| Katie Murphy

Photo caption: Music and Social Change

Honors Course Highlight: Music and Social Change

Protest songs are a way of life; they provide an alternative way of understanding the world. By analyzing these songs, we gain new insight and perspective
about world events and the artists writing the songs. Dr. Christa Garvey, a professor of music and oboe, hopes to take this idea a step further in her new course, HNRS 149 Music and Social Change.

Students in Christa Garvey's Class

“I am trying to present songs that are somehow… going to touch a student, so then they have the capability to connect into feeling more sensitive about everything in the world,” says Dr. Garvey.

In class, students pull apart historical contemporary songs, touching on topics of the Civil Rights Movement, challenges in urban America, the Cold and Vietnam Wars, Black Lives Matter, etc. They examine the song’s background, message, tone, and musical decisions. Even when it is difficult, students are expected to dig into it as best they can. Dr. Garvey asks students “to understand what is the artist's perspective. So, we're not putting our own judgment into this.”

She believes with everything happening in the world today, students can feel powerless. But in this class, she says, “The songs that we’re working with from the civil rights movement in our class were written by people who were barely 20 years old,” and yet they had a huge impact.

Lauren Jex, a student in HNRS 149, says, “this class is special because it takes something that is such a significant part of our lives and it challenges us to see
how influential and impactful it is.”

For one of their projects, students create their own protest songs about the Civil Rights Movement.
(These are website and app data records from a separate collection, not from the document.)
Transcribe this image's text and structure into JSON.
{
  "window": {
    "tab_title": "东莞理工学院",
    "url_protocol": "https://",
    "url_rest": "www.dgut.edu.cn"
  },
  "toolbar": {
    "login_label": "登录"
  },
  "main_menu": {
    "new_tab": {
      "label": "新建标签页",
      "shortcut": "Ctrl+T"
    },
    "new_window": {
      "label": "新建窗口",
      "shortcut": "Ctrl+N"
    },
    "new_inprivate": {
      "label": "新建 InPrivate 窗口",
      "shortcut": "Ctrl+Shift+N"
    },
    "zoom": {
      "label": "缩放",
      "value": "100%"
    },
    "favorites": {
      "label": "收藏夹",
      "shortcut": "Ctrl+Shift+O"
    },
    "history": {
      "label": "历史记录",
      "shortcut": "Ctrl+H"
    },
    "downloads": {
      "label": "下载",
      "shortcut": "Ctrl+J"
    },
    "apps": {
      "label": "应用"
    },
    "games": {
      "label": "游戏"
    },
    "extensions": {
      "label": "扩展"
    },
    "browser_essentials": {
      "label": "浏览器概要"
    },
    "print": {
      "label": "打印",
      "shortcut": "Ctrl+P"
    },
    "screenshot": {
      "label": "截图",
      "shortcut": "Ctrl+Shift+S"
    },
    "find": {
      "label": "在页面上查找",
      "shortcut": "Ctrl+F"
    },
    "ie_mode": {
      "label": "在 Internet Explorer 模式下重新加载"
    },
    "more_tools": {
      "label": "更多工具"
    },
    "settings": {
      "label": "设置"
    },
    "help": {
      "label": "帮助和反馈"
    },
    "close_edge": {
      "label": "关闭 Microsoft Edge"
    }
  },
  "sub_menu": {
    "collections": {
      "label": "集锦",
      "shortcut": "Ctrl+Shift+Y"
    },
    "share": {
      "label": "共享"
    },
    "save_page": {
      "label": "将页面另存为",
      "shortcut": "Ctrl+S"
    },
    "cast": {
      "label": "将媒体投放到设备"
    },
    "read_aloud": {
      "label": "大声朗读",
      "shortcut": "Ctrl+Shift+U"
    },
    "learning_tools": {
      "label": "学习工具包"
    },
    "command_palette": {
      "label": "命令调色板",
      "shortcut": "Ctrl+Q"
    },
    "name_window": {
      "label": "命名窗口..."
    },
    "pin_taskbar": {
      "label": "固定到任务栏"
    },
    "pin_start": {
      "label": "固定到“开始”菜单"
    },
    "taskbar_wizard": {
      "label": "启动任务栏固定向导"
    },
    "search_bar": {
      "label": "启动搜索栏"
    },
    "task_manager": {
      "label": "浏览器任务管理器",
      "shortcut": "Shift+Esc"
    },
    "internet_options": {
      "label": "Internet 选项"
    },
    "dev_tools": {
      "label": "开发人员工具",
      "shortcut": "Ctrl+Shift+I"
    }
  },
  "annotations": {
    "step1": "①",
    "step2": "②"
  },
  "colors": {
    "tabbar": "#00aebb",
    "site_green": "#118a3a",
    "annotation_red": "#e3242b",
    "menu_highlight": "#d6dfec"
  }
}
Although they are responsible for creating their own lyrics,

Christa Garvey Teaching

Dr. Garvey encouraged students to model their pieces after existing songs or to use AI. The point is not to have students develop incredible musical talent within a few weeks, but to show what goes into creating a protest song. She emphasizes, “there’s no wrong answer with art.”

Creating this class was a natural progression for Dr. Garvey. During her schooling, she found herself joining music and politics in her music history papers. Now, she regularly considers the background of the pieces she is performing and also finds herself wanting to include more and more protest songs into her MUSI 112 History of Rock and Pop class. Dr. Garvey thought, “it would be fun for me to share the music and it would be fun to work with honors students too.”

By the end of this course, Dr. Garvey hopes for students to feel stronger and freer to make their voices and opinions heard.